In my writing career, I’ve learned that sometimes drafting a good piece involves disregarding everything you thought you knew about writing. Writers’ clichés such as “write what you know,” and “it isn’t what you say; it’s how you say it” are passed through the internet as wise writing adages, but they couldn’t be further from correct if you want to improve your professional writing.
1) Bigger isn’t better.
A lot of people think that good writers should show off their impressive vocabulary, but when it comes to writing, bigger isn’t better. No matter the writing style, good writing should be clear and concise, not verbose. Select the words that will be best suited to getting your point across, regardless of how long or fancy they are.
This is not only true of creative or academic writing—it particularly applies to the business world. Renowned advertising executive David Ogilvy warns us to “never use jargon words like reconceptualize, demassification, attitudinally, judgmentally. They are hallmarks of a pretentious ass.”
If that seems harsh, a former English professor of mine would have even added “thus” to such a list.
Here’s another useful tip from Ogilvy: “If you’re trying to persuade people to do something, or buy something, it seems to me you should use their language.” Good writing is persuasive writing, and persuasive writing makes your audience feel comfortable with you and trust you. Stuffy language can easily make your readers think you’re just putting on airs. If your audience doesn’t speak obtusely, you shouldn’t either. Whoever said bigger is better definitely couldn’t write.
2) Nobody cares what you believe.
This is an old favourite in cover letters, academic papers and sometimes even marketing copy. I don’t know why people love telling me about their beliefs; I really don’t care, and neither does anyone else. The word “believe,” written with the intention to soften a phrase and convey humility actually ends up turning a sentence into a non-statement:
I believe I would be a great candidate for the position.
We believe our company can serve you better.
I believe that this research proves my thesis.

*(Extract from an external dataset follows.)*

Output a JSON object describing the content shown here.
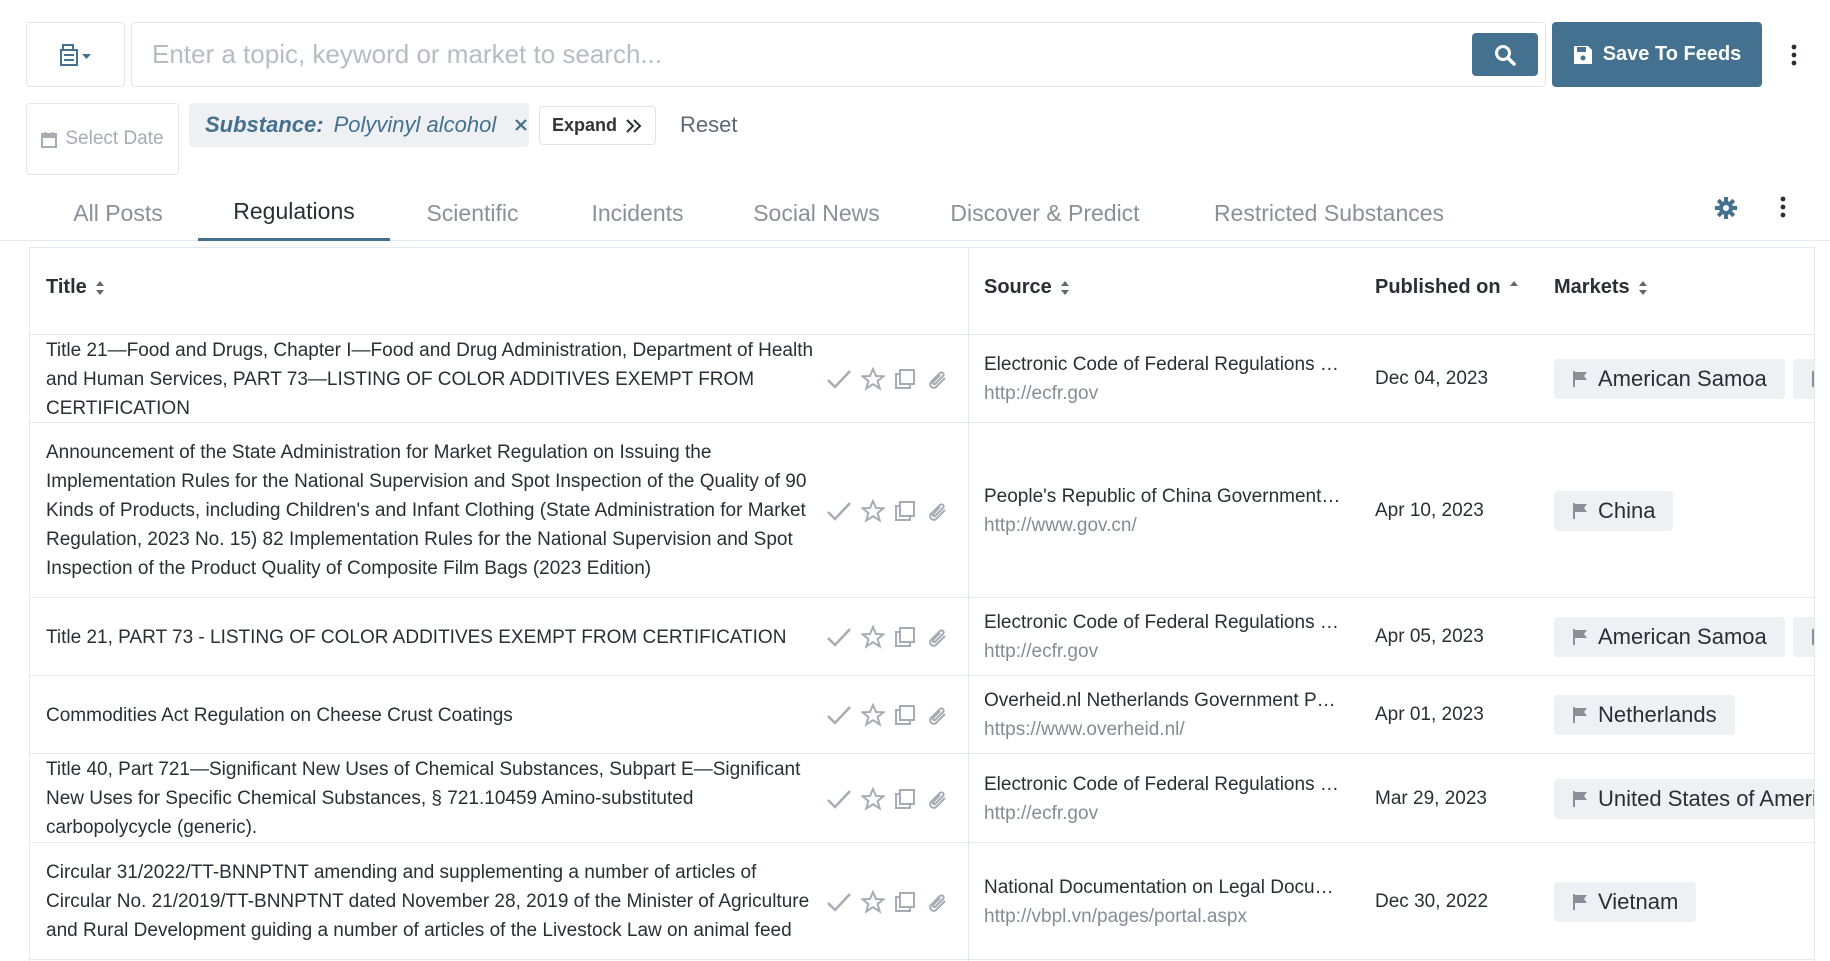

These statements don’t mean anything to the reader. It would be much more convincing to say:
Due to my related experience, I am a great candidate for the position.
Your satisfaction with our company is guaranteed.
This research supports my thesis.
Pretentious writing will certainly cause you to lose your audience, but being overly humble comes off as unconfident at best and self-deprecating at worse. With a cringeworthy first impression like that, you lose your professional authority.
3) It isn’t how you say it. It’s what you say.
Perfection doesn’t exist in this world, and if you’ve written a masterpiece, it will be a masterpiece whether or not you decided to change “content” to “happy” to set the tone. What really matters is that you believe in what you’re selling. Intelligent readers will notice flowery but disingenuous text and feel irritated and cheated. The business-savvy are hypersensitive to fakeness. At the end of the day it is about what you say, so don’t stress over the little stuff and write with conviction.
For those who don’t believe me, consider this story.
A couple of months ago, while vending at a book fair, I met a writer. He tried to participate in a challenge to write a short novel in a month, but he couldn’t finish it because he thought it was just too awful. It’s now been over a year, and he’s still trying to complete that same challenge. He keeps writing drafts, trashing them, and starting all over again. This isn’t a good trap to fall into, because as Hemingway said, “the first draft of anything is shit.” When we strive for perfection, we don’t get anything done.
There’s no need to stress if your first attempt at writing a cover letter, report, proposal, or even your first attempt at a book was less than perfect. Don’t trash it and give up because you don’t think you’ve found the perfect words yet; keep going. We grow from experience.
4) You will miss your deadline.
Sometimes, through no fault of your own, you’re going to miss your deadline. That’s life.
This will happen to everybody at least once, whether or not you consider yourself a writer. This could be a professional deadline (you need to send a draft to your boss before you leave work, your teacher expects the assignment by next week, or the application deadline for the job you’re eyeing closes at midnight). It could also be a personal, self-imposed deadline, like the writer I met who wanted to finish a novel in a month over a year ago. You’re human, and at some point in your life, you’re going to miss a deadline.
Rather than give yourself a massive headache trying to rework what doesn’t seem to be working, take a moment to step away from the text and clear your head. Sometimes everything seems easier after a cup of tea and a walk in the park.
5) Write what you don’t know.
Telling someone that they have to write what they know is a huge waste of their potential. Writing what you don’t know is a great way to learn and gain perspective. Why do you have to be an expert in the field to take up a new interest? Look at Joseph Michael Nicoletti for example, who makes $20,000 to $30,000 a month by teaching novelists to use Scrivener, an app for writing. He made the videos for his online course as he learned the features himself. Whether vlogging or blogging, the same advice applies.
So take a chance with your writing, and don’t be afraid to make mistakes and learn as you go. As long as your writing is clear, concise, and genuine, it will be persuasive. It really is that simple.